[Dataset records]
***
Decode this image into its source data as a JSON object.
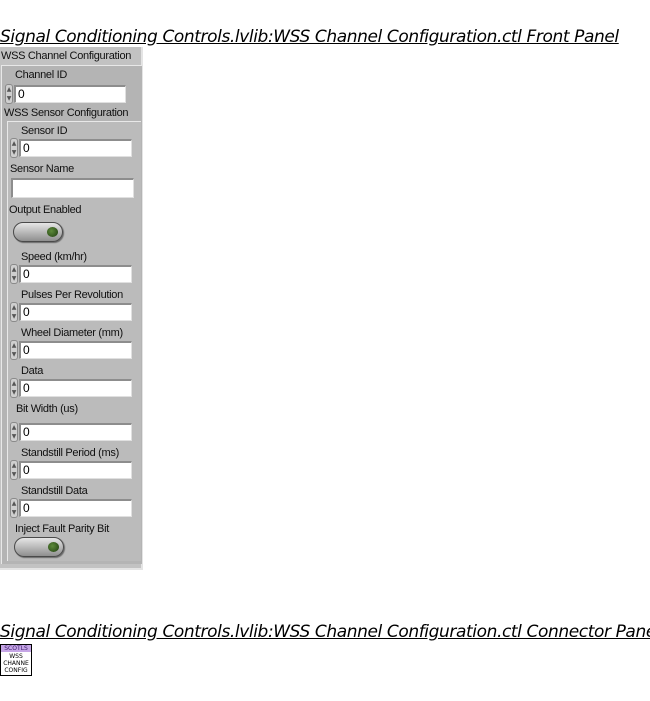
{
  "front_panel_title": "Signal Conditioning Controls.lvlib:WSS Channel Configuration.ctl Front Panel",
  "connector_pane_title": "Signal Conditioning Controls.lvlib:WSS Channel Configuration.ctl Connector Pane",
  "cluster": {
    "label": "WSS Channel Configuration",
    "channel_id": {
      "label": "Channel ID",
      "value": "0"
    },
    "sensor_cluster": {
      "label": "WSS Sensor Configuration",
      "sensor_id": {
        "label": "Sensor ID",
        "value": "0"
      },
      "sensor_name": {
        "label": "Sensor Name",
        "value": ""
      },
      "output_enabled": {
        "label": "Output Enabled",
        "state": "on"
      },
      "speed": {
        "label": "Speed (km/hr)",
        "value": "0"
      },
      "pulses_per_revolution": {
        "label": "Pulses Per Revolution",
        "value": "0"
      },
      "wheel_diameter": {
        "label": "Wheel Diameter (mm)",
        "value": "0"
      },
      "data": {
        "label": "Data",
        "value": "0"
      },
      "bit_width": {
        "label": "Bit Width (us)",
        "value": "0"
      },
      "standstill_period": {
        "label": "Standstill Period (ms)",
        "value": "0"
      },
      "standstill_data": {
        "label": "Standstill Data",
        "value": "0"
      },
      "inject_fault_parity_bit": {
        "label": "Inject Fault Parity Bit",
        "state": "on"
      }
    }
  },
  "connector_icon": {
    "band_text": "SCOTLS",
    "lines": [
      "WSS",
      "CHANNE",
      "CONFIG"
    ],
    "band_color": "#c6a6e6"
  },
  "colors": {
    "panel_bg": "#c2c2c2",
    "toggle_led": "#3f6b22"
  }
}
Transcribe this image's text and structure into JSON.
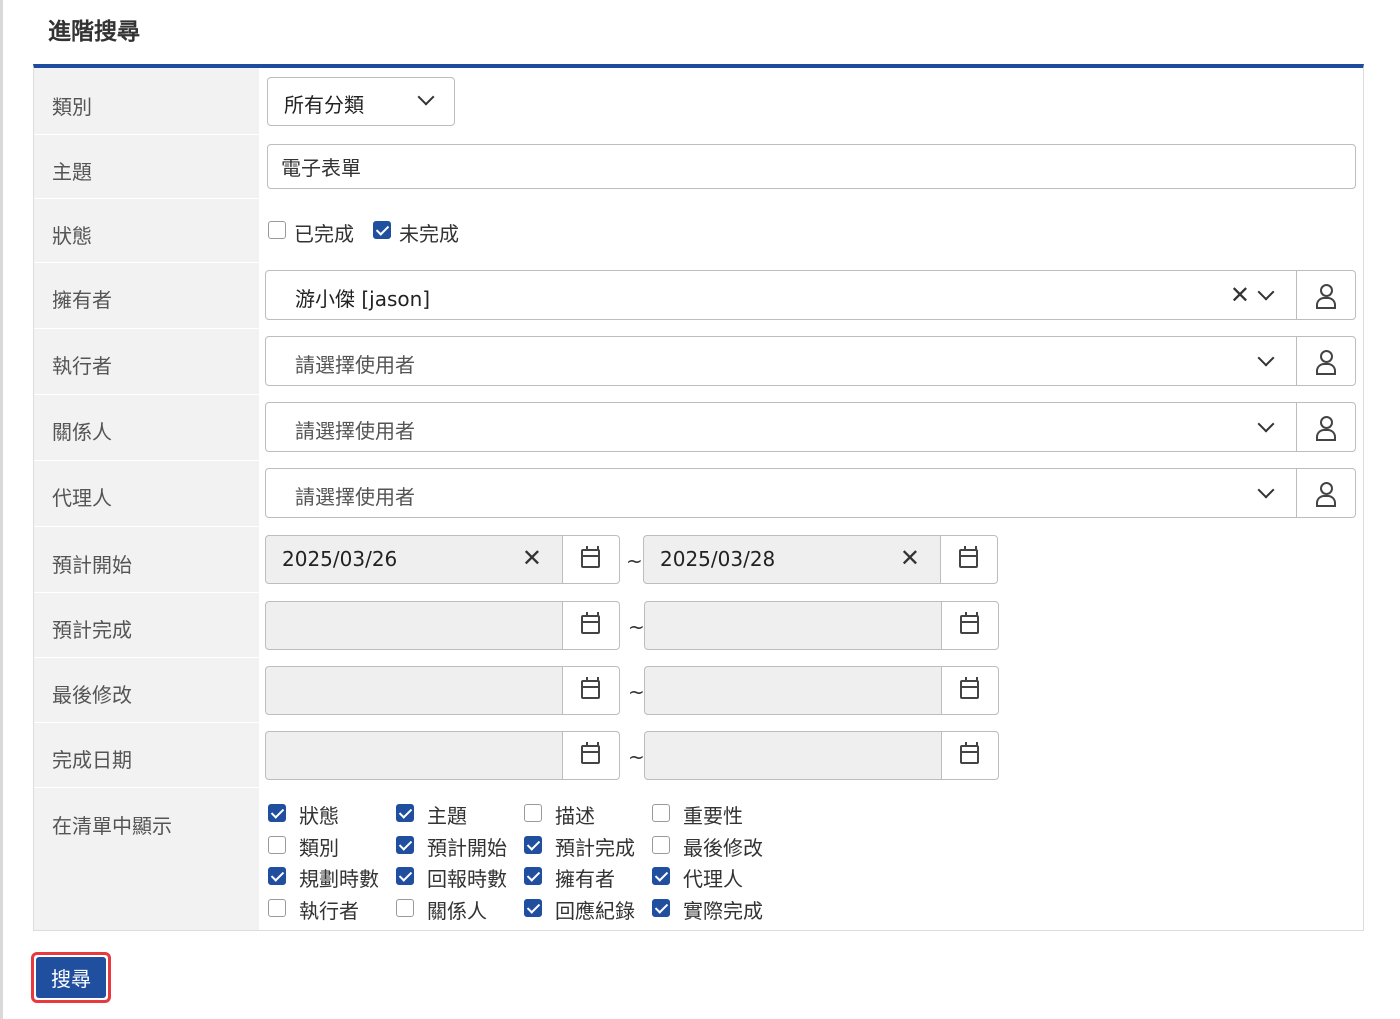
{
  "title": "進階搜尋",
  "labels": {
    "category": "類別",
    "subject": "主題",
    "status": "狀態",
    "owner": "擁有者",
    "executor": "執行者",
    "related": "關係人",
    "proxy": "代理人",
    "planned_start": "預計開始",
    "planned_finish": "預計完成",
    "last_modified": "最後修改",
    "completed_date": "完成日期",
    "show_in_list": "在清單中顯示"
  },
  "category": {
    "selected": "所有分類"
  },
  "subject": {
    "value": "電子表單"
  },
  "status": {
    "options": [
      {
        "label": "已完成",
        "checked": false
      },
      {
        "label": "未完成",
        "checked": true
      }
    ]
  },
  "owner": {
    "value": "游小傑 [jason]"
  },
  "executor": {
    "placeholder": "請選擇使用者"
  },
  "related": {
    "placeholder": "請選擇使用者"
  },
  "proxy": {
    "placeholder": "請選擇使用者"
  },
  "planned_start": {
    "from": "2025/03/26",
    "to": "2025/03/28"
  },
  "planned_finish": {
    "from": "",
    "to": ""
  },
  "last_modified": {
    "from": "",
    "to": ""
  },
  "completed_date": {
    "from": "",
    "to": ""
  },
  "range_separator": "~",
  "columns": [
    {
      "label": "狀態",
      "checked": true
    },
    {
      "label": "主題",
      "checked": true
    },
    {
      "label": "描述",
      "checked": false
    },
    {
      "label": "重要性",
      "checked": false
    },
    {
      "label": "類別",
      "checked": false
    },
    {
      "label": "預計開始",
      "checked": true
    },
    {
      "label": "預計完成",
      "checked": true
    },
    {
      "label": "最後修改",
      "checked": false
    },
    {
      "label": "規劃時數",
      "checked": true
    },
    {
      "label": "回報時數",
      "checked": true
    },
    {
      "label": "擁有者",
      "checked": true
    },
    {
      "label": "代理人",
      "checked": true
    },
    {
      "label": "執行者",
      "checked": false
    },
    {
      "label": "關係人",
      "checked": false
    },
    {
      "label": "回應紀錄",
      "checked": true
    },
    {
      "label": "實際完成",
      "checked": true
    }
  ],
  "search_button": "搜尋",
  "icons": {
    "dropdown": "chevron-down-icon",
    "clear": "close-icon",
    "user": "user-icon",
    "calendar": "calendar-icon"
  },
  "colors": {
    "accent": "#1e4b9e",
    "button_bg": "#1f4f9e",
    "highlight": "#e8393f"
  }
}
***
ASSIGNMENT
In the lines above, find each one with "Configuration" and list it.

RESULT FOR THIS EXERCISE
  "front_panel_title": "Signal Conditioning Controls.lvlib:WSS Channel Configuration.ctl Front Panel",
  "connector_pane_title": "Signal Conditioning Controls.lvlib:WSS Channel Configuration.ctl Connector Pane",
    "label": "WSS Channel Configuration",
      "label": "WSS Sensor Configuration",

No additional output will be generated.